Farmers in Lusaka province have reiterated their call for early distribution of inputs for the 2022/2023 farming season.
Stressing that this is to lessen the difficulties in accessing commodities and accelerate farming activities in the region , the farmers say the delay in the input distribution contributes to low yields and losses.
Speaking during the West Block Agriculture and Commercial Show Chairperson for the west block farmers, the farmers spokesperson Kebby Mulimbika explained that each year crops get destroyed by army worms as a result of late distribution of chemicals thereby compromising on the yield.
Mr Mulimbika however government for its continued support towards productivity through the formation of cooperatives and enhanced skills that enable farmers to compete favorably on the market.
“ As farmers we are positive that with the increased Constituency Development Fund (CDF) allocation, more farmers will benefit from the program,” he said.

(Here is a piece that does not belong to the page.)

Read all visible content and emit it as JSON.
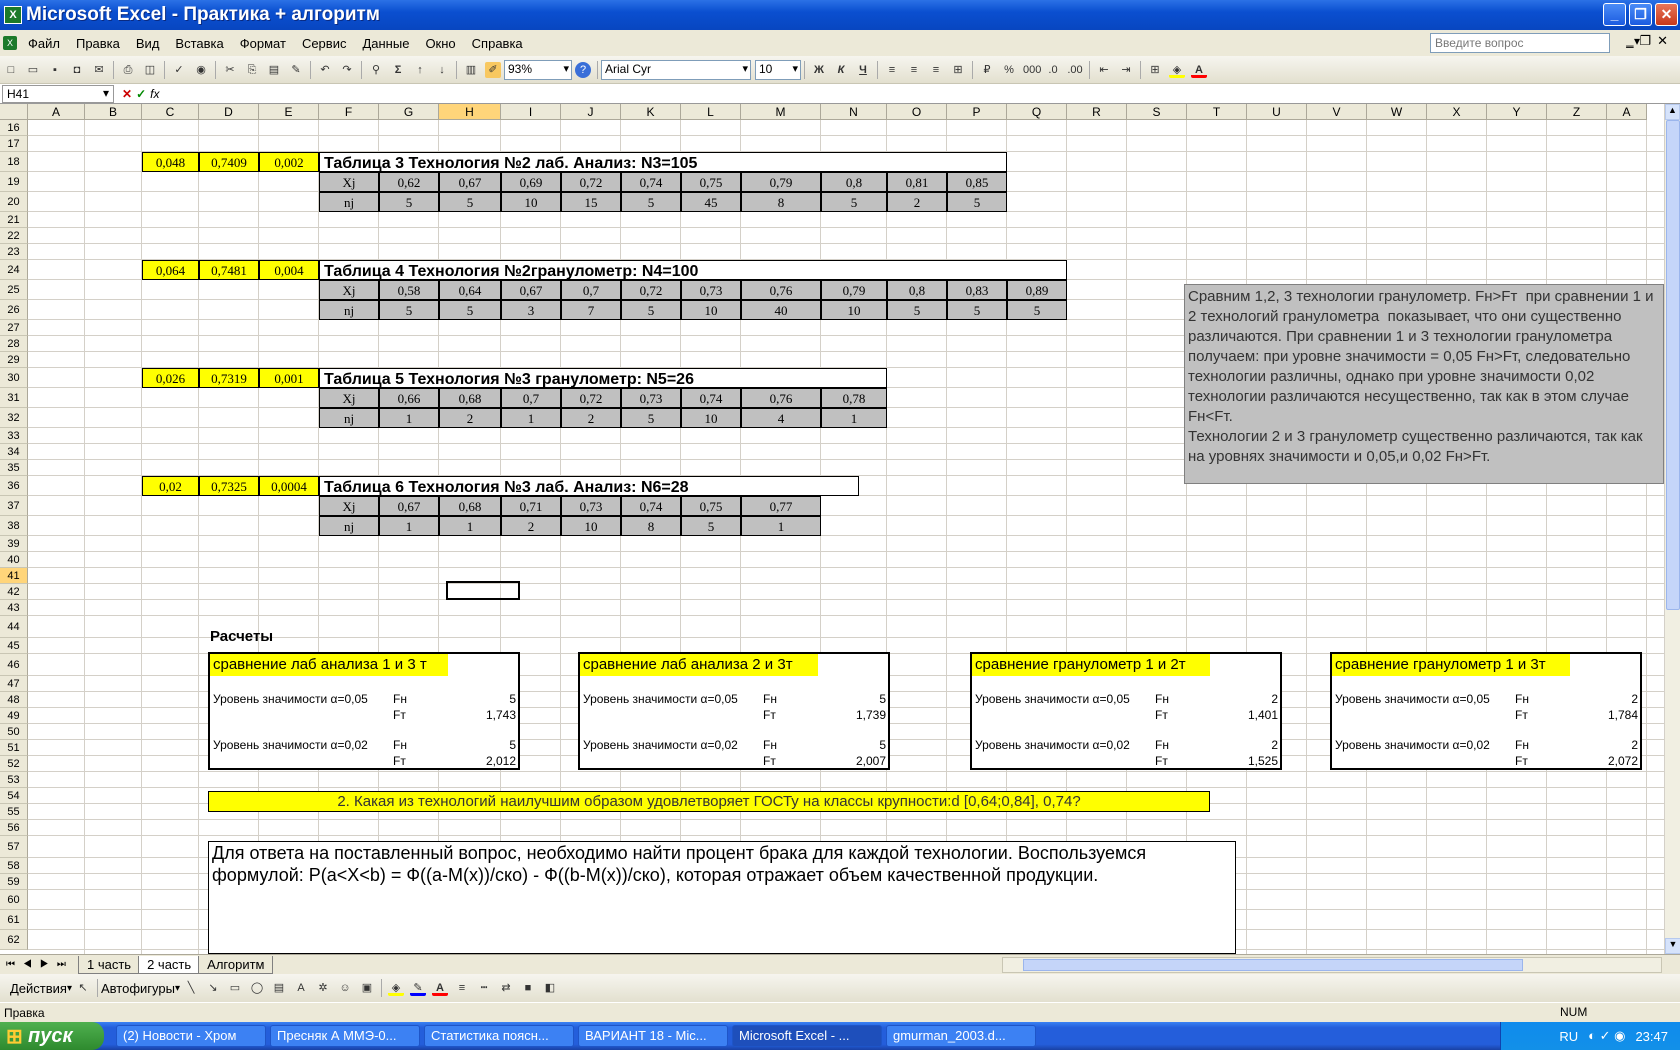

He further called for modalities to be clear on how funds can be accessed, as the majority of cooperatives and women groups lack knowledge and information on how to access CDF funds.
And Lusaka District Commissioner (DC) Rosa Zulu implored farmers to utilize the services of extension officers in the district.
Speaking when she graced the event Mrs Zulu said the scenario will help farmers to enhance their productivity, farm revenue, reduce poverty, and minimize food insecurity.
Reducing hunger and promoting food security are rooted in increasing agricultural productivity especially for small scale farmers who are the majority of farmers feeding communities in the country, she emphasised.
President Hakainde Hichilema values the agriculture sector because it is the engine of growth for Zambia’s economy and that support towards farmers through various initiatives such as Fertilizer Input Support Programme (FISP) and others will continue.
With fertilizer fetching about K1000 per bag , most of these will be sold by farmers anyway as it will be more profitable than actually growing the maize.
Comments are closed.